Under House Bill 4433, applicants who fail the test would be ineligible to reapply for two years - reduced to six months upon completion of a substance abuse treatment program and passage of a second drug test.
Children of those who fail the required drug tests would not lose their benefits, but could have another family member or approved person who is able to pass the test designated to receive benefits on their behalf.
The bill is not as far reaching as others proposed during the session's opening days that remain in committee.
Another House bill provides for mandatory drug testing of all welfare applicants, while legislation introduced in the Senate would go even further, extending the requirement to those receiving unemployment benefits and even members of the Legislature themselves.
Eleven delegates - all Republicans, none of whom represent the Northern Panhandle - are co-sponsoring the bill.
Delegate Ryan Ferns said he hasn't yet read the legislation, but the concept of drug testing welfare recipients is something with which he agrees.
"Nearly all job providers drug test their workers, so this shouldn't be an unreasonable requirement ... and in fact will help prepare folks for the requirements for entering the work force," Ferns, R-Ohio, said. "This concept is something that in general I support, but I will have to see more of the details as this piece of legislation moves through the process."
Delegate David Evans, R-Marshall, said he's spoken with a number of people who know someone who has used public assistance to buy illegal drugs. While the state would have to carefully consider the cost of such a program,
Evans pointed out that catching those who abuse the system could actually end up saving taxpayers in the long run.
"I think everybody wants to provide benefits for those who are deserving and who are using the money lawfully," he said.
The drug abuse epidemic is something West Virginia must be under control if its residents are to have opportunities to prosper, according to Evans.
He said Odebrecht, the Brazilian petrochemical company that plans to build an ethane cracker near Parkersburg, eventually will be looking for about 3,000 construction workers and another 200-300 permanent employees.

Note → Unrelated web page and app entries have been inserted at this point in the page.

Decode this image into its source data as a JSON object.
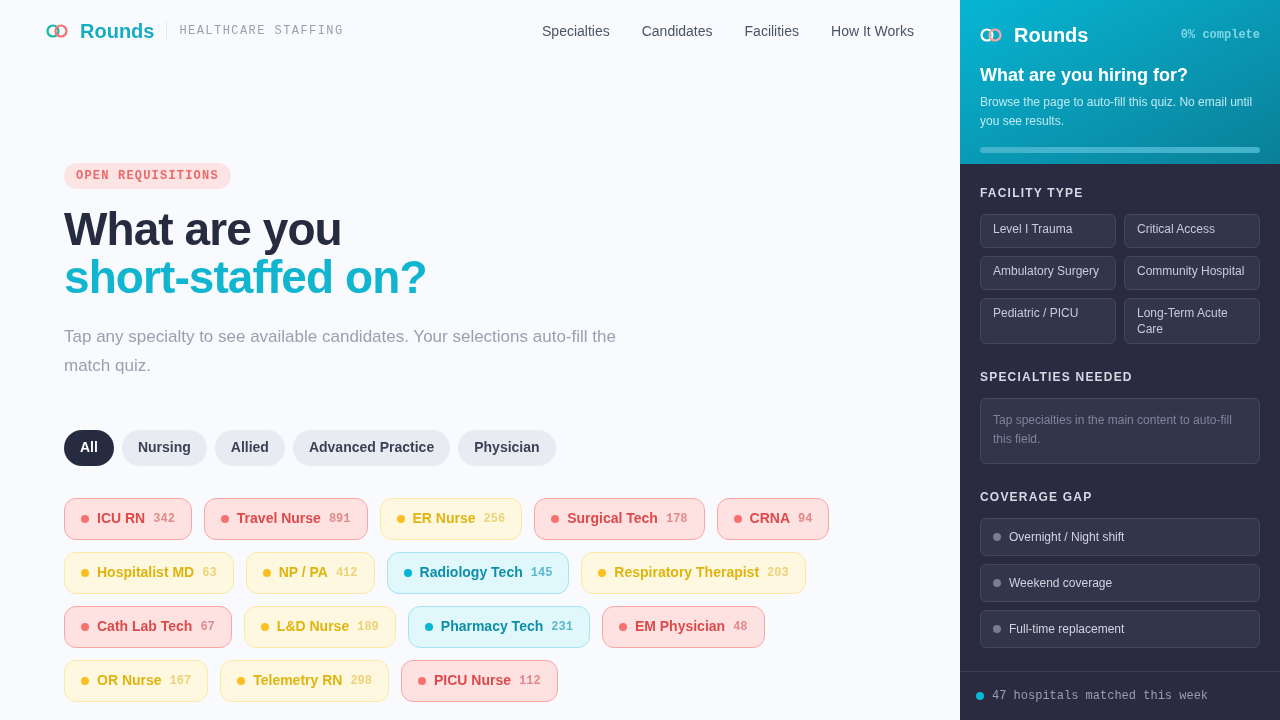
{
  "header": {
    "brand": "Rounds",
    "tagline": "HEALTHCARE STAFFING",
    "nav": [
      "Specialties",
      "Candidates",
      "Facilities",
      "How It Works"
    ]
  },
  "hero": {
    "badge": "OPEN REQUISITIONS",
    "title_line1": "What are you",
    "title_line2": "short-staffed on?",
    "subtitle": "Tap any specialty to see available candidates. Your selections auto-fill the match quiz."
  },
  "filters": [
    {
      "label": "All",
      "selected": true
    },
    {
      "label": "Nursing",
      "selected": false
    },
    {
      "label": "Allied",
      "selected": false
    },
    {
      "label": "Advanced Practice",
      "selected": false
    },
    {
      "label": "Physician",
      "selected": false
    }
  ],
  "specialties": [
    {
      "name": "ICU RN",
      "count": "342",
      "color": "#f87171"
    },
    {
      "name": "Travel Nurse",
      "count": "891",
      "color": "#f87171"
    },
    {
      "name": "ER Nurse",
      "count": "256",
      "color": "#fbbf24"
    },
    {
      "name": "Surgical Tech",
      "count": "178",
      "color": "#f87171"
    },
    {
      "name": "CRNA",
      "count": "94",
      "color": "#f87171"
    },
    {
      "name": "Hospitalist MD",
      "count": "63",
      "color": "#fbbf24"
    },
    {
      "name": "NP / PA",
      "count": "412",
      "color": "#fbbf24"
    },
    {
      "name": "Radiology Tech",
      "count": "145",
      "color": "#06b6d4"
    },
    {
      "name": "Respiratory Therapist",
      "count": "203",
      "color": "#fbbf24"
    },
    {
      "name": "Cath Lab Tech",
      "count": "67",
      "color": "#f87171"
    },
    {
      "name": "L&D Nurse",
      "count": "189",
      "color": "#fbbf24"
    },
    {
      "name": "Pharmacy Tech",
      "count": "231",
      "color": "#06b6d4"
    },
    {
      "name": "EM Physician",
      "count": "48",
      "color": "#f87171"
    },
    {
      "name": "OR Nurse",
      "count": "167",
      "color": "#fbbf24"
    },
    {
      "name": "Telemetry RN",
      "count": "298",
      "color": "#fbbf24"
    },
    {
      "name": "PICU Nurse",
      "count": "112",
      "color": "#f87171"
    }
  ],
  "quiz": {
    "brand": "Rounds",
    "progress_text": "0% complete",
    "title": "What are you hiring for?",
    "subtitle": "Browse the page to auto-fill this quiz. No email until you see results.",
    "progress": {
      "level": 0
    },
    "facility_heading": "FACILITY TYPE",
    "facility_types": [
      {
        "label": "Level I Trauma",
        "selected": false
      },
      {
        "label": "Critical Access",
        "selected": false
      },
      {
        "label": "Ambulatory Surgery",
        "selected": false
      },
      {
        "label": "Community Hospital",
        "selected": false
      },
      {
        "label": "Pediatric / PICU",
        "selected": false
      },
      {
        "label": "Long-Term Acute Care",
        "selected": false
      }
    ],
    "specialties_heading": "SPECIALTIES NEEDED",
    "specialties_placeholder": "Tap specialties in the main content to auto-fill this field.",
    "coverage_heading": "COVERAGE GAP",
    "coverage": [
      {
        "label": "Overnight / Night shift",
        "checked": false
      },
      {
        "label": "Weekend coverage",
        "checked": false
      },
      {
        "label": "Full-time replacement",
        "checked": false
      }
    ],
    "footer": "47 hospitals matched this week"
  }
}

"They're going to want drug-free workers. ... This is a big thing, and it's one of the things we really need to work on," Evans said.